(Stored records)

○ ○ ○ ○ ○

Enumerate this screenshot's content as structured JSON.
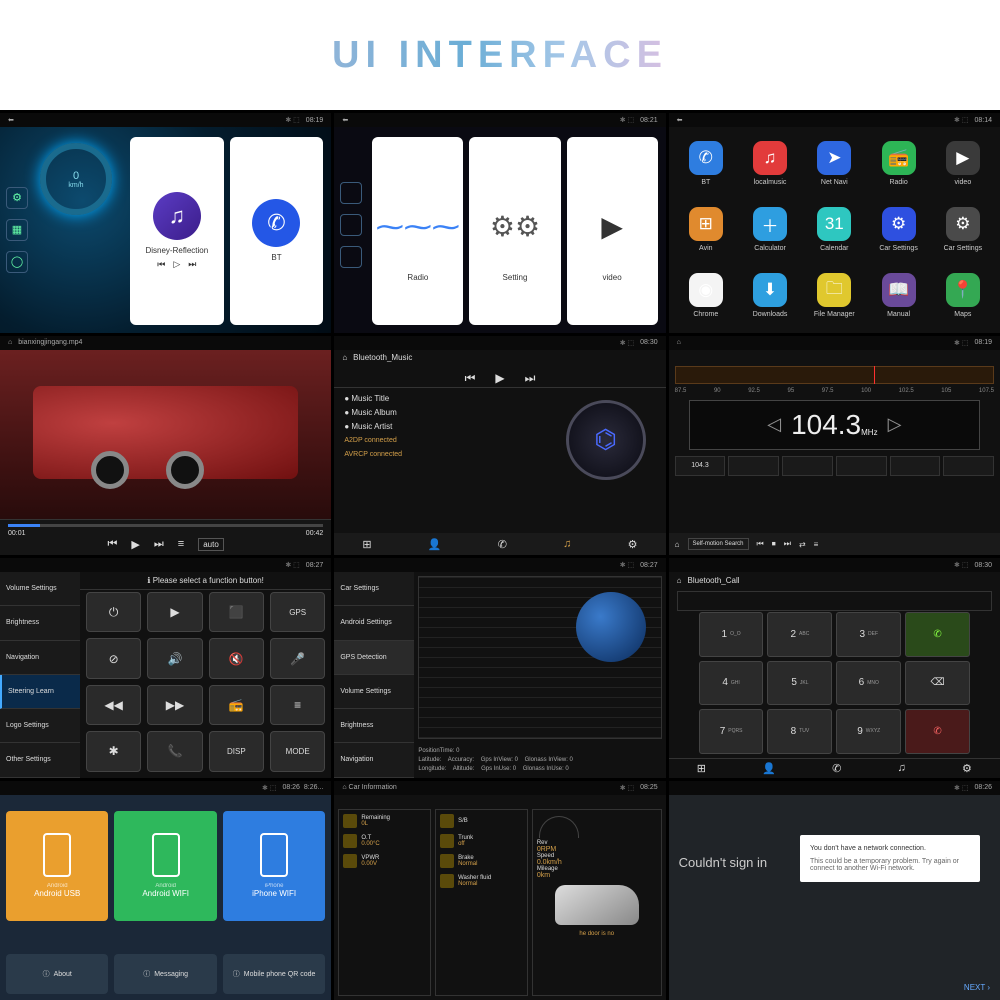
{
  "title": "UI INTERFACE",
  "p1": {
    "time": "08:19",
    "speed_val": "0",
    "speed_unit": "km/h",
    "card1_label": "Disney-Reflection",
    "card2_label": "BT"
  },
  "p2": {
    "time": "08:21",
    "tile1": "Radio",
    "tile2": "Setting",
    "tile3": "video"
  },
  "p3": {
    "time": "08:14",
    "apps": [
      {
        "label": "BT",
        "color": "#2e7de0",
        "glyph": "✆"
      },
      {
        "label": "localmusic",
        "color": "#e23b3b",
        "glyph": "♫"
      },
      {
        "label": "Net Navi",
        "color": "#2e67e0",
        "glyph": "➤"
      },
      {
        "label": "Radio",
        "color": "#2db556",
        "glyph": "📻"
      },
      {
        "label": "video",
        "color": "#3a3a3a",
        "glyph": "▶"
      },
      {
        "label": "Avin",
        "color": "#e08a2e",
        "glyph": "⊞"
      },
      {
        "label": "Calculator",
        "color": "#2e9ee0",
        "glyph": "＋"
      },
      {
        "label": "Calendar",
        "color": "#2ec7c0",
        "glyph": "31"
      },
      {
        "label": "Car Settings",
        "color": "#2e50e0",
        "glyph": "⚙"
      },
      {
        "label": "Car Settings",
        "color": "#4a4a4a",
        "glyph": "⚙"
      },
      {
        "label": "Chrome",
        "color": "#f4f4f4",
        "glyph": "◉"
      },
      {
        "label": "Downloads",
        "color": "#2ea0e0",
        "glyph": "⬇"
      },
      {
        "label": "File Manager",
        "color": "#e0c82e",
        "glyph": "🗀"
      },
      {
        "label": "Manual",
        "color": "#6a4a9a",
        "glyph": "📖"
      },
      {
        "label": "Maps",
        "color": "#34a853",
        "glyph": "📍"
      }
    ]
  },
  "p4": {
    "file": "bianxingjingang.mp4",
    "time_now": "00:01",
    "time_total": "00:42",
    "auto": "auto"
  },
  "p5": {
    "time": "08:30",
    "screen": "Bluetooth_Music",
    "meta": [
      "Music Title",
      "Music Album",
      "Music Artist"
    ],
    "status": [
      "A2DP connected",
      "AVRCP connected"
    ]
  },
  "p6": {
    "time": "08:19",
    "ticks": [
      "87.5",
      "90",
      "92.5",
      "95",
      "97.5",
      "100",
      "102.5",
      "105",
      "107.5"
    ],
    "freq": "104.3",
    "unit": "MHz",
    "preset": "104.3",
    "search": "Self-motion Search"
  },
  "p7": {
    "time": "08:27",
    "title": "Please select a function button!",
    "menu": [
      "Volume Settings",
      "Brightness",
      "Navigation",
      "Steering Learn",
      "Logo Settings",
      "Other Settings"
    ],
    "menu_sel": 3,
    "btns": [
      "⏻",
      "▶",
      "⬛",
      "GPS",
      "⊘",
      "🔊",
      "🔇",
      "🎤",
      "◀◀",
      "▶▶",
      "📻",
      "≡",
      "✱",
      "📞",
      "DISP",
      "MODE"
    ]
  },
  "p8": {
    "time": "08:27",
    "menu": [
      "Car Settings",
      "Android Settings",
      "GPS Detection",
      "Volume Settings",
      "Brightness",
      "Navigation"
    ],
    "menu_sel": 2,
    "info": {
      "pt": "PositionTime: 0",
      "lat": "Latitude:",
      "lon": "Longitude:",
      "acc": "Accuracy:",
      "alt": "Altitude:",
      "gv": "Gps InView: 0",
      "gu": "Gps InUse: 0",
      "gnv": "Glonass InView: 0",
      "gnu": "Glonass InUse: 0"
    }
  },
  "p9": {
    "time": "08:30",
    "screen": "Bluetooth_Call",
    "keys": [
      {
        "main": "1",
        "sub": "O_O"
      },
      {
        "main": "2",
        "sub": "ABC"
      },
      {
        "main": "3",
        "sub": "DEF"
      },
      {
        "main": "✆",
        "cls": "call"
      },
      {
        "main": "4",
        "sub": "GHI"
      },
      {
        "main": "5",
        "sub": "JKL"
      },
      {
        "main": "6",
        "sub": "MNO"
      },
      {
        "main": "⌫",
        "cls": ""
      },
      {
        "main": "7",
        "sub": "PQRS"
      },
      {
        "main": "8",
        "sub": "TUV"
      },
      {
        "main": "9",
        "sub": "WXYZ"
      },
      {
        "main": "✆",
        "cls": "end"
      }
    ]
  },
  "p10": {
    "time": "08:26",
    "alt_time": "8:26...",
    "tiles": [
      {
        "label": "Android USB",
        "sub": "Android",
        "color": "#ea9f2e"
      },
      {
        "label": "Android WIFI",
        "sub": "Android",
        "color": "#2eb85c"
      },
      {
        "label": "iPhone WIFI",
        "sub": "iPhone",
        "color": "#2e7de0"
      }
    ],
    "bottom": [
      "About",
      "Messaging",
      "Mobile phone QR code"
    ]
  },
  "p11": {
    "time": "08:25",
    "screen": "Car Information",
    "left": [
      {
        "label": "Remaining",
        "val": "0L"
      },
      {
        "label": "O.T",
        "val": "0.00°C"
      },
      {
        "label": "VPWR",
        "val": "0.00V"
      }
    ],
    "mid": [
      {
        "label": "S/B",
        "val": ""
      },
      {
        "label": "Trunk",
        "val": "off"
      },
      {
        "label": "Brake",
        "val": "Normal"
      },
      {
        "label": "Washer fluid",
        "val": "Normal"
      }
    ],
    "right": [
      {
        "label": "Rev",
        "val": "0RPM"
      },
      {
        "label": "Speed",
        "val": "0.0km/h"
      },
      {
        "label": "Mileage",
        "val": "0km"
      }
    ],
    "warn": "he door is no"
  },
  "p12": {
    "time": "08:26",
    "side": "Couldn't sign in",
    "msg1": "You don't have a network connection.",
    "msg2": "This could be a temporary problem. Try again or connect to another Wi-Fi network.",
    "next": "NEXT ›"
  }
}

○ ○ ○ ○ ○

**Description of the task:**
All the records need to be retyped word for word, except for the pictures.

**Output below:**
Enumerate this screenshot's content as structured JSON.
{
  "title": "UI INTERFACE",
  "p1": {
    "time": "08:19",
    "speed_val": "0",
    "speed_unit": "km/h",
    "card1_label": "Disney-Reflection",
    "card2_label": "BT"
  },
  "p2": {
    "time": "08:21",
    "tile1": "Radio",
    "tile2": "Setting",
    "tile3": "video"
  },
  "p3": {
    "time": "08:14",
    "apps": [
      {
        "label": "BT",
        "color": "#2e7de0",
        "glyph": "✆"
      },
      {
        "label": "localmusic",
        "color": "#e23b3b",
        "glyph": "♫"
      },
      {
        "label": "Net Navi",
        "color": "#2e67e0",
        "glyph": "➤"
      },
      {
        "label": "Radio",
        "color": "#2db556",
        "glyph": "📻"
      },
      {
        "label": "video",
        "color": "#3a3a3a",
        "glyph": "▶"
      },
      {
        "label": "Avin",
        "color": "#e08a2e",
        "glyph": "⊞"
      },
      {
        "label": "Calculator",
        "color": "#2e9ee0",
        "glyph": "＋"
      },
      {
        "label": "Calendar",
        "color": "#2ec7c0",
        "glyph": "31"
      },
      {
        "label": "Car Settings",
        "color": "#2e50e0",
        "glyph": "⚙"
      },
      {
        "label": "Car Settings",
        "color": "#4a4a4a",
        "glyph": "⚙"
      },
      {
        "label": "Chrome",
        "color": "#f4f4f4",
        "glyph": "◉"
      },
      {
        "label": "Downloads",
        "color": "#2ea0e0",
        "glyph": "⬇"
      },
      {
        "label": "File Manager",
        "color": "#e0c82e",
        "glyph": "🗀"
      },
      {
        "label": "Manual",
        "color": "#6a4a9a",
        "glyph": "📖"
      },
      {
        "label": "Maps",
        "color": "#34a853",
        "glyph": "📍"
      }
    ]
  },
  "p4": {
    "file": "bianxingjingang.mp4",
    "time_now": "00:01",
    "time_total": "00:42",
    "auto": "auto"
  },
  "p5": {
    "time": "08:30",
    "screen": "Bluetooth_Music",
    "meta": [
      "Music Title",
      "Music Album",
      "Music Artist"
    ],
    "status": [
      "A2DP connected",
      "AVRCP connected"
    ]
  },
  "p6": {
    "time": "08:19",
    "ticks": [
      "87.5",
      "90",
      "92.5",
      "95",
      "97.5",
      "100",
      "102.5",
      "105",
      "107.5"
    ],
    "freq": "104.3",
    "unit": "MHz",
    "preset": "104.3",
    "search": "Self-motion Search"
  },
  "p7": {
    "time": "08:27",
    "title": "Please select a function button!",
    "menu": [
      "Volume Settings",
      "Brightness",
      "Navigation",
      "Steering Learn",
      "Logo Settings",
      "Other Settings"
    ],
    "menu_sel": 3,
    "btns": [
      "⏻",
      "▶",
      "⬛",
      "GPS",
      "⊘",
      "🔊",
      "🔇",
      "🎤",
      "◀◀",
      "▶▶",
      "📻",
      "≡",
      "✱",
      "📞",
      "DISP",
      "MODE"
    ]
  },
  "p8": {
    "time": "08:27",
    "menu": [
      "Car Settings",
      "Android Settings",
      "GPS Detection",
      "Volume Settings",
      "Brightness",
      "Navigation"
    ],
    "menu_sel": 2,
    "info": {
      "pt": "PositionTime: 0",
      "lat": "Latitude:",
      "lon": "Longitude:",
      "acc": "Accuracy:",
      "alt": "Altitude:",
      "gv": "Gps InView: 0",
      "gu": "Gps InUse: 0",
      "gnv": "Glonass InView: 0",
      "gnu": "Glonass InUse: 0"
    }
  },
  "p9": {
    "time": "08:30",
    "screen": "Bluetooth_Call",
    "keys": [
      {
        "main": "1",
        "sub": "O_O"
      },
      {
        "main": "2",
        "sub": "ABC"
      },
      {
        "main": "3",
        "sub": "DEF"
      },
      {
        "main": "✆",
        "cls": "call"
      },
      {
        "main": "4",
        "sub": "GHI"
      },
      {
        "main": "5",
        "sub": "JKL"
      },
      {
        "main": "6",
        "sub": "MNO"
      },
      {
        "main": "⌫",
        "cls": ""
      },
      {
        "main": "7",
        "sub": "PQRS"
      },
      {
        "main": "8",
        "sub": "TUV"
      },
      {
        "main": "9",
        "sub": "WXYZ"
      },
      {
        "main": "✆",
        "cls": "end"
      }
    ]
  },
  "p10": {
    "time": "08:26",
    "alt_time": "8:26...",
    "tiles": [
      {
        "label": "Android USB",
        "sub": "Android",
        "color": "#ea9f2e"
      },
      {
        "label": "Android WIFI",
        "sub": "Android",
        "color": "#2eb85c"
      },
      {
        "label": "iPhone WIFI",
        "sub": "iPhone",
        "color": "#2e7de0"
      }
    ],
    "bottom": [
      "About",
      "Messaging",
      "Mobile phone QR code"
    ]
  },
  "p11": {
    "time": "08:25",
    "screen": "Car Information",
    "left": [
      {
        "label": "Remaining",
        "val": "0L"
      },
      {
        "label": "O.T",
        "val": "0.00°C"
      },
      {
        "label": "VPWR",
        "val": "0.00V"
      }
    ],
    "mid": [
      {
        "label": "S/B",
        "val": ""
      },
      {
        "label": "Trunk",
        "val": "off"
      },
      {
        "label": "Brake",
        "val": "Normal"
      },
      {
        "label": "Washer fluid",
        "val": "Normal"
      }
    ],
    "right": [
      {
        "label": "Rev",
        "val": "0RPM"
      },
      {
        "label": "Speed",
        "val": "0.0km/h"
      },
      {
        "label": "Mileage",
        "val": "0km"
      }
    ],
    "warn": "he door is no"
  },
  "p12": {
    "time": "08:26",
    "side": "Couldn't sign in",
    "msg1": "You don't have a network connection.",
    "msg2": "This could be a temporary problem. Try again or connect to another Wi-Fi network.",
    "next": "NEXT ›"
  }
}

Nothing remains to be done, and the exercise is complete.